We give the opportunity to take 120 days for corrective action to be fulfilled. They’re going to be discovered; nobody comes away clean, and that’s the intent of the audit.
AB: One thing NATA has taken the lead on is safety management systems (SMS) training. How does that fit with ACSF?
Burns: That’s another component. We just spent an entire workshop with SevenBar in Dallas; 14 of their employees were in this session. We spent the day outlining expectations. Why this is important? Who should be involved? The president to the line pilots were involved; the entire staff. It gave all the guys an opportunity to question, challenge — to get a better understanding of their roles and how it affects their co-workers.
AB: How does this fit with FAA’s ongoing effort to implement official guidance for SMS?
Burns: We’re creating best practices. We know it’s coming; we’ve just taken the lead in putting that information together and capturing this data. It took a year of research and it was compiled with best practices. We’ve been working with the FAA to continue to share with them what we’re doing. They’re very supportive of what they say is a very strong program. They’re looking at our program as a potential guide for what may be out in the fall.
AB: How much exposure did you have to SMS prior to this position?
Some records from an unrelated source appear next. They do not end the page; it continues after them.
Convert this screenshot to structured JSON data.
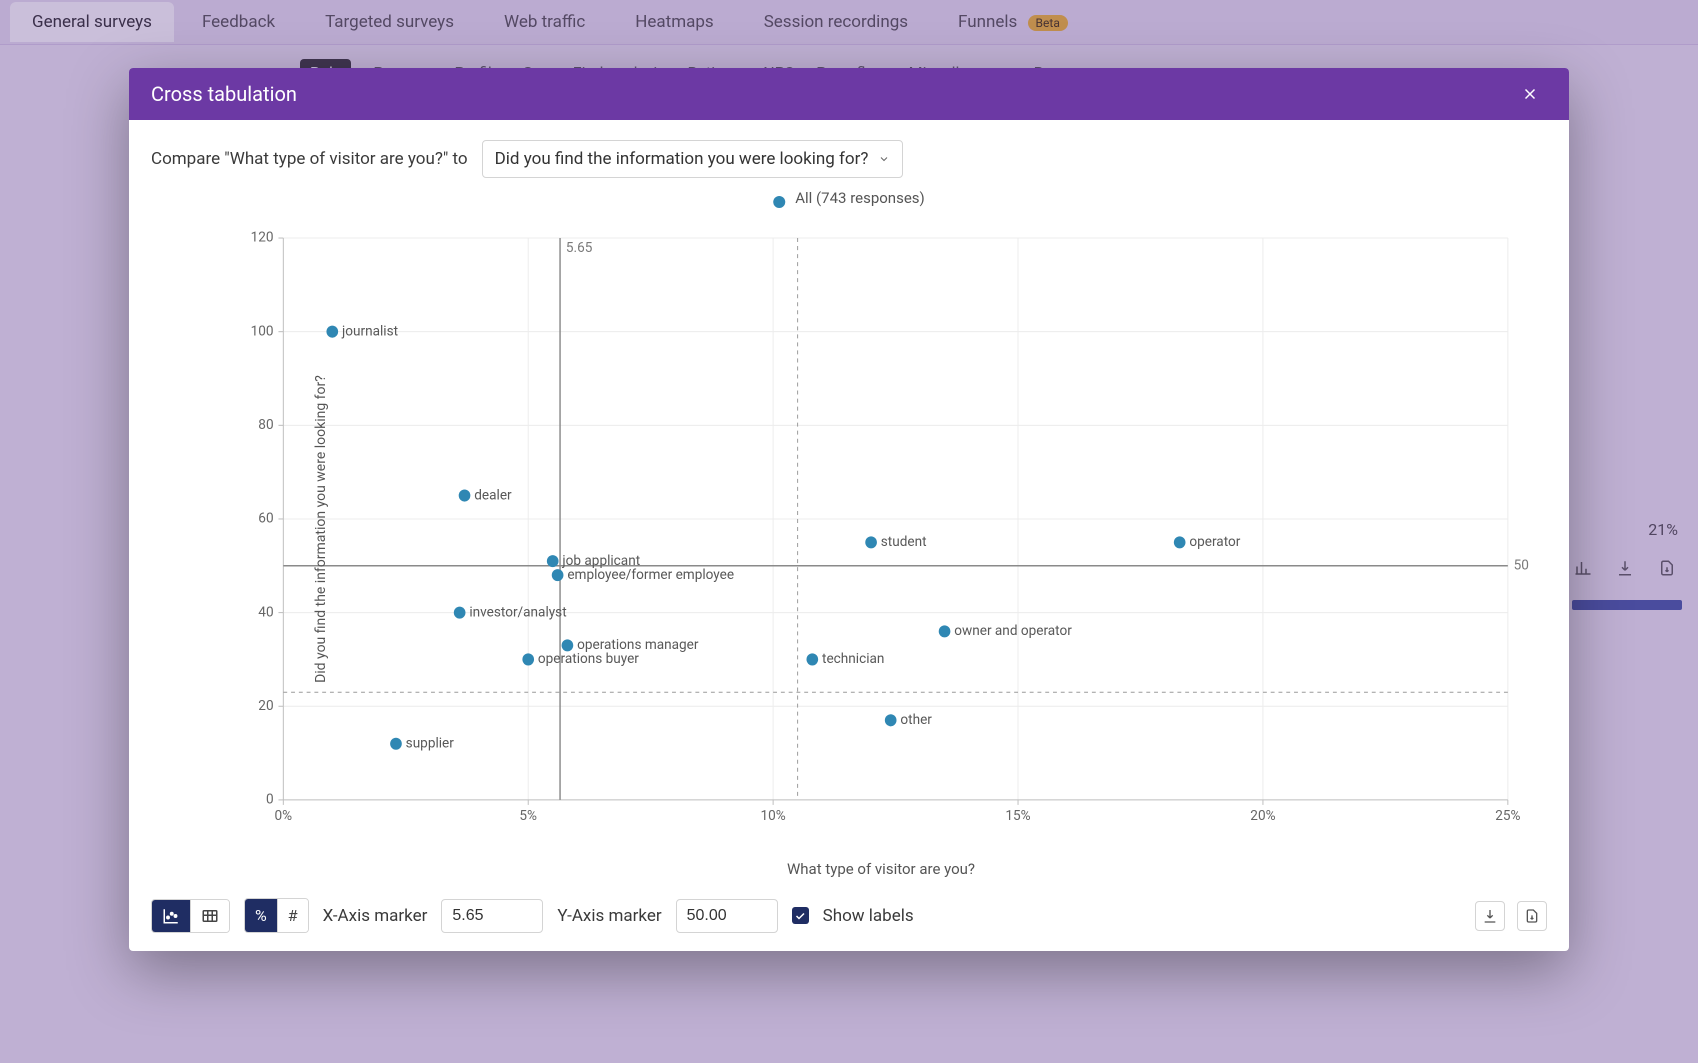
{
  "nav": {
    "tabs": [
      {
        "label": "General surveys",
        "active": true
      },
      {
        "label": "Feedback"
      },
      {
        "label": "Targeted surveys"
      },
      {
        "label": "Web traffic"
      },
      {
        "label": "Heatmaps"
      },
      {
        "label": "Session recordings"
      },
      {
        "label": "Funnels",
        "badge": "Beta"
      }
    ],
    "subtabs": [
      "Role",
      "Purpose",
      "Profile",
      "Geo",
      "Find analysis",
      "Ratings",
      "NPS",
      "Page flow",
      "Miscellaneous",
      "Responses"
    ]
  },
  "bg_right": {
    "pct": "21%"
  },
  "modal": {
    "title": "Cross tabulation",
    "compare_prefix": "Compare \"What type of visitor are you?\" to",
    "compare_select": "Did you find the information you were looking for?"
  },
  "toolbar": {
    "x_marker_label": "X-Axis marker",
    "x_marker_value": "5.65",
    "y_marker_label": "Y-Axis marker",
    "y_marker_value": "50.00",
    "show_labels_label": "Show labels"
  },
  "chart_data": {
    "type": "scatter",
    "title": "",
    "all_label": "All (743 responses)",
    "xlabel": "What type of visitor are you?",
    "ylabel": "Did you find the information you were looking for?",
    "xlim": [
      0,
      25
    ],
    "ylim": [
      0,
      120
    ],
    "x_ticks": [
      0,
      5,
      10,
      15,
      20,
      25
    ],
    "x_tick_labels": [
      "0%",
      "5%",
      "10%",
      "15%",
      "20%",
      "25%"
    ],
    "y_ticks": [
      0,
      20,
      40,
      60,
      80,
      100,
      120
    ],
    "guides": {
      "x_solid": 5.65,
      "x_solid_label": "5.65",
      "x_dashed": 10.5,
      "y_solid": 50,
      "y_solid_label": "50",
      "y_dashed": 23
    },
    "points": [
      {
        "label": "journalist",
        "x": 1.0,
        "y": 100
      },
      {
        "label": "dealer",
        "x": 3.7,
        "y": 65
      },
      {
        "label": "job applicant",
        "x": 5.5,
        "y": 51
      },
      {
        "label": "employee/former employee",
        "x": 5.6,
        "y": 48
      },
      {
        "label": "investor/analyst",
        "x": 3.6,
        "y": 40
      },
      {
        "label": "operations manager",
        "x": 5.8,
        "y": 33
      },
      {
        "label": "operations buyer",
        "x": 5.0,
        "y": 30
      },
      {
        "label": "student",
        "x": 12.0,
        "y": 55
      },
      {
        "label": "operator",
        "x": 18.3,
        "y": 55
      },
      {
        "label": "owner and operator",
        "x": 13.5,
        "y": 36
      },
      {
        "label": "technician",
        "x": 10.8,
        "y": 30
      },
      {
        "label": "other",
        "x": 12.4,
        "y": 17
      },
      {
        "label": "supplier",
        "x": 2.3,
        "y": 12
      }
    ]
  }
}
Burns: Signature has an SMS program, which is very thorough and very comprehensive. Signature is on the leading edge of safety and quality control in the FBO industry. I’m a firm believer that they do that right. They’re very thorough; have their own internal auditors. It is incredibly comprehensive, from OSHA to EPA to fuel quality control to facilities. So having been on the receiving end of that as a general manager, I can appreciate the flipside of being the one administering it. It’s a management tool to run your business more efficiently, more effectively, and safely.
AB: Besides growing membership, what do you see as other opportunities for the foundation?
Burns: A future project, in which I’m a full believer, is to establish an aviation safety action plan (ASAP), which is a voluntary employee program in which an employee voluntarily reports safety information that may be critical to identifying potential precursors to accidents.
There’s a provision, supported by FAA, that seeks to address the safety issues through corrective action versus punishment or discipline. Employees are protected from retribution.
There’s the Medallion Foundation in Alaska that has had a program for about seven years and it’s been very effective. Jim Christiansen will swear by it, based on his experience when he was running NetJets. It disclosed safety issues that may have not necessarily been brought to management’s attention.
We’re actively looking, and FAA supports … to create an ASAP program.
AB: How would you describe FAA’s overall opinion of ACSF and its activities?
Burns: I’ve met with Flights Standards and they are big supporters of this program. We’re trying to get it endorsed. We have disclosed and shared information and have a great relationship.
One of my goals is to get the message out to our audience. People aren’t familiar with the foundation; they are more familiar with the audit standards and SMS.
AB: Looking at recent economic history, it seems the foundation got started during a rough period. What are you hearing from charter operators regarding activity?
Burns: It’s on an uptick. People are seeing improvement. I haven’t stumbled on anyone who says it’s worse than a year ago. That’s a great thing.
The Part 135 Incident/Accident Review is a comprehensive look at the factors surrounding charter incidents and accidents between 2004 and 2008.
Safety Foundation Offers Tool To Evaluate SMS
The ACSF Industry Audit Standard (IAS) evaluates an air charter operator's SMS and its FAA compliance.
An article in USA Today claims to expose failures in Federal Aviation Administration (FAA) oversight of on-demand charter operators.